→ Exercise goal
Return the data exactly, apart from leaving out the pictures.

→ Records
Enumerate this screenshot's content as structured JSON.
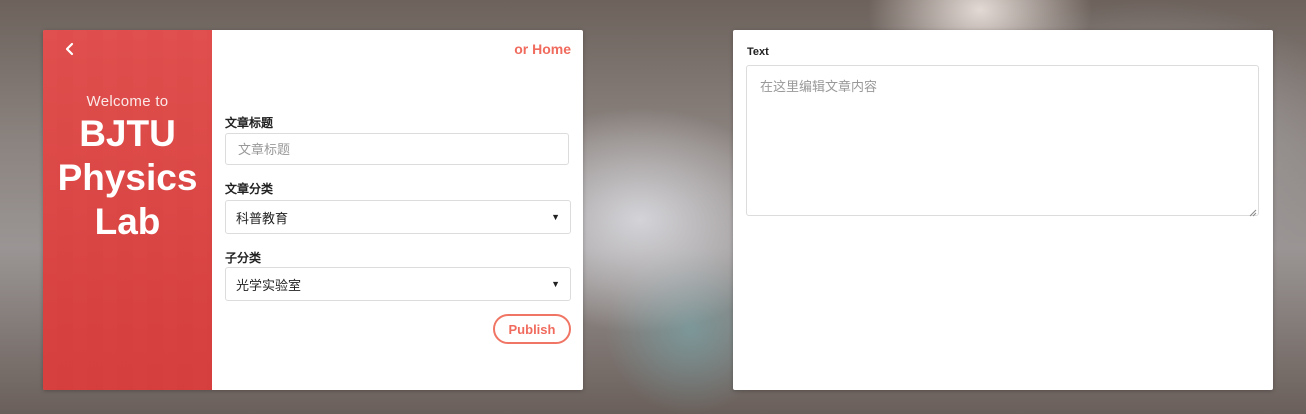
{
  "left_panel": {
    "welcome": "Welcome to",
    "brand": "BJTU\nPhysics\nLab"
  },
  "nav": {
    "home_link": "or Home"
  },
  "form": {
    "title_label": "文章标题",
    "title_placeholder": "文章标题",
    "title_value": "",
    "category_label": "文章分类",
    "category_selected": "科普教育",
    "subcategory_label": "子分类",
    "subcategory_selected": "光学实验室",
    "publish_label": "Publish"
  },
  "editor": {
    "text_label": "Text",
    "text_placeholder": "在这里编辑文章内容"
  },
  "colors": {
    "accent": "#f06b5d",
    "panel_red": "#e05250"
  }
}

→ Task result
Enumerate this screenshot's content as structured JSON.
{
  "left_panel": {
    "welcome": "Welcome to",
    "brand": "BJTU\nPhysics\nLab"
  },
  "nav": {
    "home_link": "or Home"
  },
  "form": {
    "title_label": "文章标题",
    "title_placeholder": "文章标题",
    "title_value": "",
    "category_label": "文章分类",
    "category_selected": "科普教育",
    "subcategory_label": "子分类",
    "subcategory_selected": "光学实验室",
    "publish_label": "Publish"
  },
  "editor": {
    "text_label": "Text",
    "text_placeholder": "在这里编辑文章内容"
  },
  "colors": {
    "accent": "#f06b5d",
    "panel_red": "#e05250"
  }
}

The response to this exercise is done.